WA has updated its domestic gas policy to protect its supply of onshore gas.

The new rules prevent gas extracted from WA from being sent to the eastern states or overseas.

WA Premier Mark McGowan has defended the decision, saying WA faces a gas shortage later this decade and needs to shore up supplies.

But the government has been questioned over its decision to give an exemption to one project located north of Perth.

The Waitsia project is owned by Japanese conglomerate Mitsui and Beach Energy, which is an ASX-listed company whose majority shareholder is Kerry Stokes's Seven Group Holdings.

Seven Group is WA's biggest media proprietor.

The exemption allows its operators to process gas from the Waitsia field through the North West Shelf for export to LNG markets.

Mr McGowan claims Waitsia was given an exemption because it is “shovel ready” and would deliver hundreds of jobs.

The state's former premier, Colin Barnett, has questioned Mr McGowan’s logic, saying one company in a major industry should not be singled out for special treatment.

“To give a discriminatory advantage like this, I cannot think of a precedent in resources and energy policy in Western Australia,” Mr Barnett said.

“Sure the big projects get treated by themselves, but Waitsia is onshore, it's not a deep-sea engineering project like the other LNG projects are.

“I find the policy really quite strange.

“To ban exports of gas from Western Australia to the east coast I just think is un-Australian.

“It's an appalling policy to adopt.

“why would we stop Australian gas going to the east coast?

“I just cannot believe a state government would do that — to discriminate against other Australians,” Mr Barnett said.

The Australian Petroleum Production and Exploration Association (APPEA) criticised what it sees as a lack of consultation.

“We would think that by cutting off a potential market for an onshore development, you could in fact end up in a situation where that development does not go ahead because it's not commercial,” APPEA director Claire Wilkinson said.

Energy advisory firm EnergyQuest says the clamp on gas exports destroys the chances of an east-west gas pipeline.

EnergyQuest chief Graeme Bethune predicts WA will indeed feel a supply crunch within a decade, but says it would be made worse if LNG projects such as Woodside's Scarborough and Browse fields are undeveloped and cannot provide to the local market.

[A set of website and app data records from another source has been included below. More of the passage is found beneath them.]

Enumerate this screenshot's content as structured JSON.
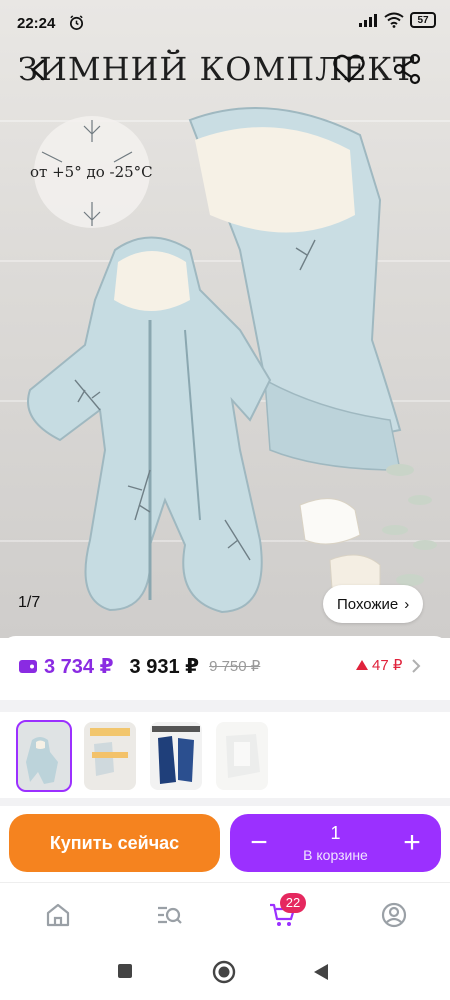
{
  "status_bar": {
    "time": "22:24",
    "battery": "57",
    "icons": [
      "alarm-icon",
      "signal-icon",
      "wifi-icon",
      "battery-icon"
    ]
  },
  "hero": {
    "title_text": "ЗИМНИЙ КОМПЛЕКТ",
    "temperature_text": "от +5° до -25°С",
    "counter": "1/7",
    "similar_label": "Похожие",
    "back_icon": "chevron-left-icon",
    "favorite_icon": "heart-icon",
    "share_icon": "share-icon"
  },
  "prices": {
    "card_price": "3 734 ₽",
    "price": "3 931 ₽",
    "old_price": "9 750 ₽",
    "change": "47 ₽",
    "change_icon": "triangle-up-icon",
    "colors": {
      "card": "#8a2be2",
      "change": "#e0223b"
    }
  },
  "thumbnails": [
    {
      "label": "thumbnail-1",
      "active": true
    },
    {
      "label": "thumbnail-2",
      "active": false
    },
    {
      "label": "thumbnail-3",
      "active": false
    },
    {
      "label": "thumbnail-4",
      "active": false
    }
  ],
  "actions": {
    "buy_now": "Купить сейчас",
    "quantity": "1",
    "in_cart": "В корзине",
    "minus": "−",
    "plus": "+",
    "colors": {
      "buy": "#f5831f",
      "cart": "#9b30ff"
    }
  },
  "bottom_nav": {
    "items": [
      "home-icon",
      "catalog-search-icon",
      "cart-icon",
      "profile-icon"
    ],
    "cart_badge": "22"
  },
  "system_nav": [
    "recents-button",
    "home-button",
    "back-button"
  ]
}
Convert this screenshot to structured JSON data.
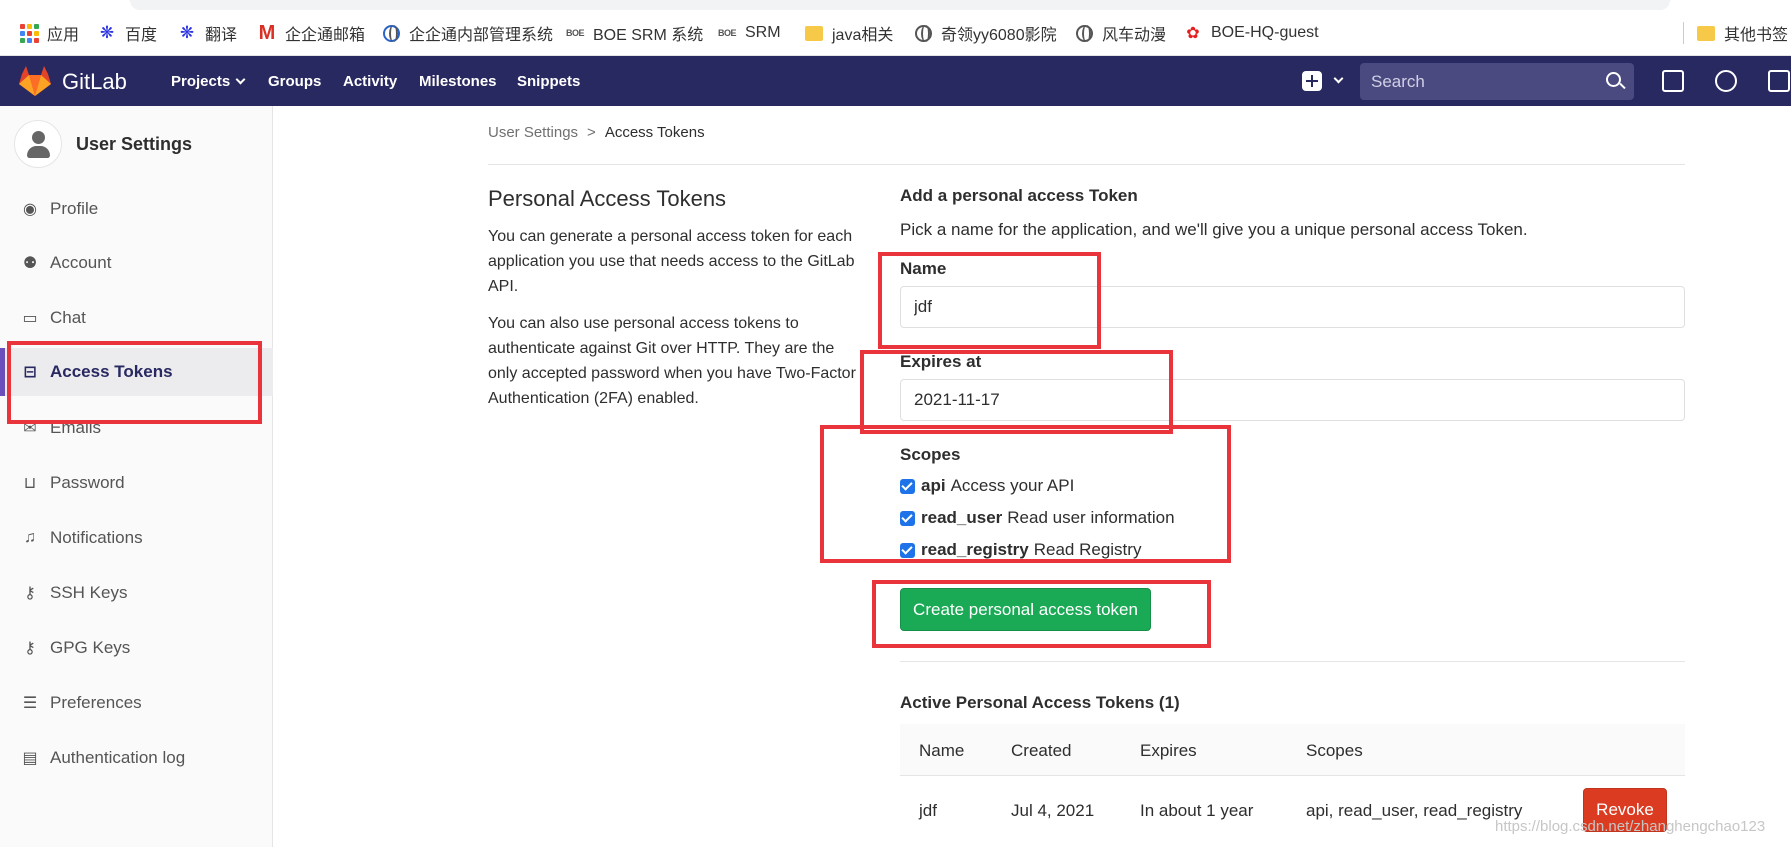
{
  "bookmarks": [
    {
      "label": "应用",
      "icon": "apps-grid-icon"
    },
    {
      "label": "百度",
      "icon": "baidu-paw-icon"
    },
    {
      "label": "翻译",
      "icon": "baidu-paw-icon"
    },
    {
      "label": "企企通邮箱",
      "icon": "mail-m-icon"
    },
    {
      "label": "企企通内部管理系统",
      "icon": "globe-icon"
    },
    {
      "label": "BOE SRM 系统",
      "icon": "boe-icon"
    },
    {
      "label": "SRM",
      "icon": "boe-icon"
    },
    {
      "label": "java相关",
      "icon": "folder-icon"
    },
    {
      "label": "奇领yy6080影院",
      "icon": "globe-icon"
    },
    {
      "label": "风车动漫",
      "icon": "globe-icon"
    },
    {
      "label": "BOE-HQ-guest",
      "icon": "huawei-icon"
    }
  ],
  "bookmarks_other": "其他书签",
  "boe_glyph": "BOE",
  "navbar": {
    "brand": "GitLab",
    "links": [
      "Projects",
      "Groups",
      "Activity",
      "Milestones",
      "Snippets"
    ],
    "search_placeholder": "Search"
  },
  "sidebar": {
    "title": "User Settings",
    "items": [
      {
        "label": "Profile",
        "icon": "profile-icon"
      },
      {
        "label": "Account",
        "icon": "account-icon"
      },
      {
        "label": "Chat",
        "icon": "chat-icon"
      },
      {
        "label": "Access Tokens",
        "icon": "token-icon",
        "active": true
      },
      {
        "label": "Emails",
        "icon": "email-icon"
      },
      {
        "label": "Password",
        "icon": "lock-icon"
      },
      {
        "label": "Notifications",
        "icon": "bell-icon"
      },
      {
        "label": "SSH Keys",
        "icon": "key-icon"
      },
      {
        "label": "GPG Keys",
        "icon": "key-icon"
      },
      {
        "label": "Preferences",
        "icon": "sliders-icon"
      },
      {
        "label": "Authentication log",
        "icon": "log-icon"
      }
    ]
  },
  "breadcrumb": {
    "parent": "User Settings",
    "sep": ">",
    "current": "Access Tokens"
  },
  "left": {
    "title": "Personal Access Tokens",
    "p1": "You can generate a personal access token for each application you use that needs access to the GitLab API.",
    "p2": "You can also use personal access tokens to authenticate against Git over HTTP. They are the only accepted password when you have Two-Factor Authentication (2FA) enabled."
  },
  "form": {
    "title": "Add a personal access Token",
    "description": "Pick a name for the application, and we'll give you a unique personal access Token.",
    "name_label": "Name",
    "name_value": "jdf",
    "expires_label": "Expires at",
    "expires_value": "2021-11-17",
    "scopes_label": "Scopes",
    "scopes": [
      {
        "name": "api",
        "desc": "Access your API",
        "checked": true
      },
      {
        "name": "read_user",
        "desc": "Read user information",
        "checked": true
      },
      {
        "name": "read_registry",
        "desc": "Read Registry",
        "checked": true
      }
    ],
    "submit_label": "Create personal access token"
  },
  "active_tokens": {
    "title": "Active Personal Access Tokens (1)",
    "columns": [
      "Name",
      "Created",
      "Expires",
      "Scopes"
    ],
    "rows": [
      {
        "name": "jdf",
        "created": "Jul 4, 2021",
        "expires": "In about 1 year",
        "scopes": "api, read_user, read_registry",
        "action": "Revoke"
      }
    ]
  },
  "watermark": "https://blog.csdn.net/zhanghengchao123",
  "colors": {
    "navbar": "#292961",
    "create_button": "#1aaa55",
    "revoke_button": "#db3b21",
    "annotation": "#e8343a"
  }
}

“The issue for any of these good onshore finds at the moment is finding markets for them, and given that production from the North West Shelf is declining, a natural thing is to supply some of that gas into the North West Shelf, which is being proposed to Waitsia, but not for competing projects,” Mr Bethune said.

“Generally governments try to avoid doing that to maintain a level playing field.

“Singling out a project … is an unusual thing for a government to do.”